It's hard, of course, not to feel for Connolly. Does he feel guilty about the affair?
"Nobody should have an affair," he says. "If you're man enough to have the balls to go home and say, 'Sorry, this isn't working any more', that's the ideal situation, isn't it?
"But we're weak. We don't do that. So yes, I hurt people and I am sorry for that hurt, but the outcome is I found Storm and I'm very grateful. But I'm saying I'm sorry."
Losing his mother to cancer when she was 51 and he was just 20 hit Keating hard. She had lived to see his teenage success with Boyzone, but when she died, he lost his "rock".
"I lost my way and got married very young. I looked for that figure in my life, I needed somebody," he says.
Keating is the youngest of five, but before he was 10 his elder siblings began emigrating from Ireland at a time of high unemployment. "I sat in Dublin Airport and watched them all leave," he says. "It was heartbreaking."
His brother Gerard had taken up an athletics scholarship in the US and it was Ronan's dream to follow him into the sport. He was crowned national 200m champion at under 13 and 14 levels but, after juggling Boyzone and education, he left school just months before his final exams.
Though she'd given him her permission, he was away so frequently his mother thought he'd joined a religious cult initially. "She was a very religious woman. She was scared at the beginning," he says.
During the early years he would fly home every evening after commitments in London and take the early morning flight back the next day. It was an exciting time but, looking back, he is not without regrets.

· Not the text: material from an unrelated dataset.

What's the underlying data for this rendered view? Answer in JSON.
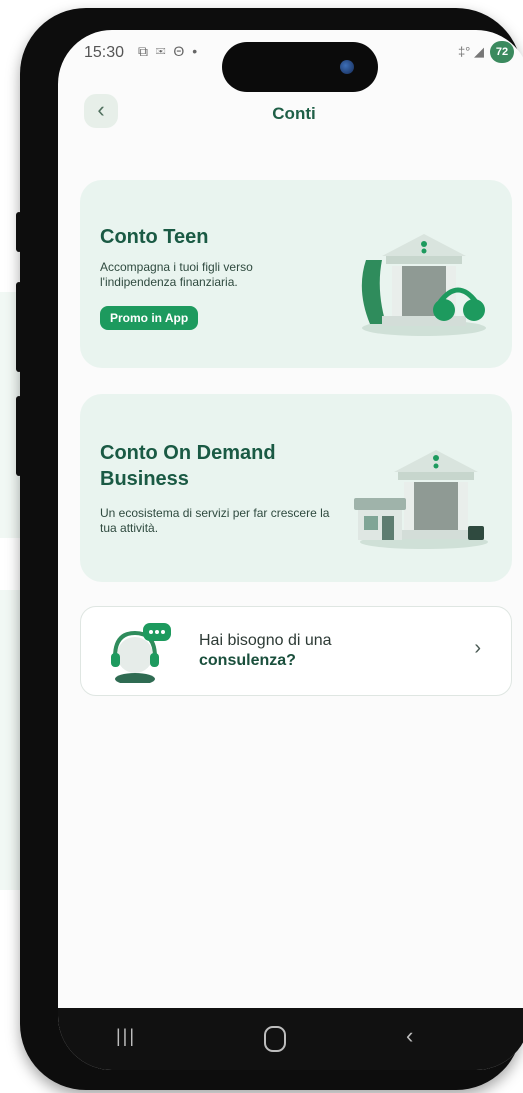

"We were catapulted into fame - five-star hotels, private planes," he says. "It was brilliant, but there was no one to guide us as such, we were just let loose.
"I took responsibility at a young age for the other members. I had an old head on my shoulders. I wish I hadn't taken it so seriously because it meant I didn't get to enjoy it the way I should have."

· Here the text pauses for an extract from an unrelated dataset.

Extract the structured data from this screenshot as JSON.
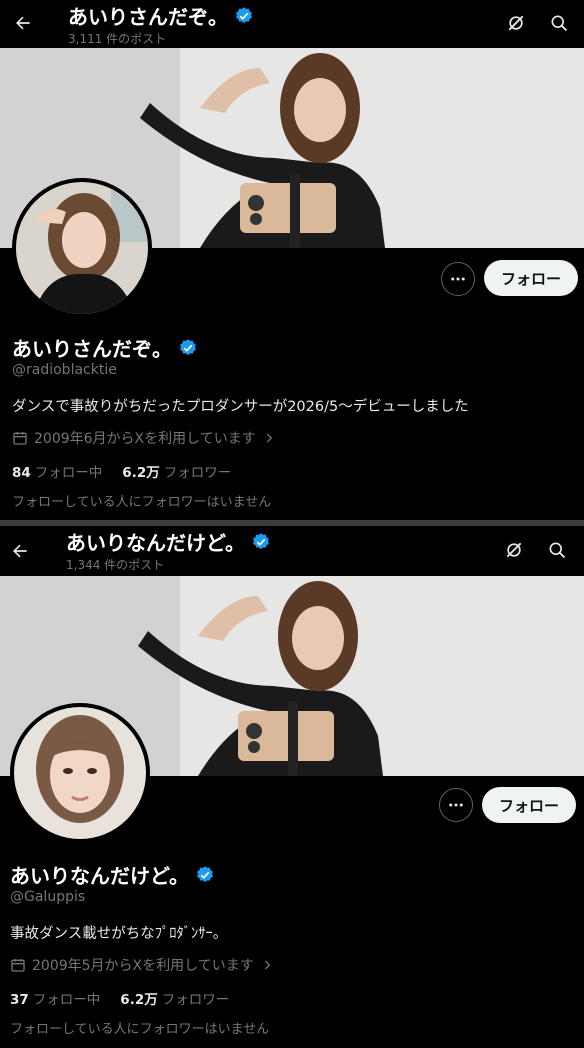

There was, he says, a lot of drinking, but no drugs. "I think we were all scared - Catholic guilt wouldn't allow us. [But] in Ireland when you're growing up, it's just expected of you to drink early. I'm not saying it's right but there's a lot of it."
Despite topping the charts with songs including Words and All That I Need, Boyzone agreed on a hiatus at the turn of the millennium, which then became a split at the insistence of Keating. He had already found international stardom as a solo artist. Boyzone regrouped, as such acts are wont to do, in 2007.
The next three years, says Keating, were their best. "We understood who we were. We didn't take ourselves so seriously," he says. Then, in 2009, tragedy struck. Stephen Gately, who had been co-frontman with Keating, and had come out as gay in 1999, died suddenly of pulmonary oedema in Majorca. He was 33 years old.
"Losing someone so young like that, l just couldn't fathom it," says Keating. As he remembers his friend he grips his hands together in a grief that is still raw. "When the four of us are together we feel like he's around. We talk about him, we laugh, we cry. He was a very special person."
Next year will be the band's 25th anniversary and despite the absence of their fifth member, it will not go unmarked. "Whether it's shows or an album or a reflection on it, we'll do something," says Keating.
For all their success, Boyzone lag behind Take That in record sales. So who's better? "Take That are better. The songs are better," says Keating. "We're very real. Boyzone was always like Take That's ugly sister, but [we] are the everyman's boyband. We're the type of lads you meet on the street whereas Take That was the polished article."
Thanks, he says, to the likes of Adele and Sheeran, the music industry has been re-energised since the boybands' 90s heyday. Now with a new label, he feels like an artist for the first time, released, as he sees it, from the pop conveyor belt.
Life is a rollercoaster, he once sang. If so, he's definitely on a high at the moment.
Ronan Keating's new album, Time Of My Life, is released on February 12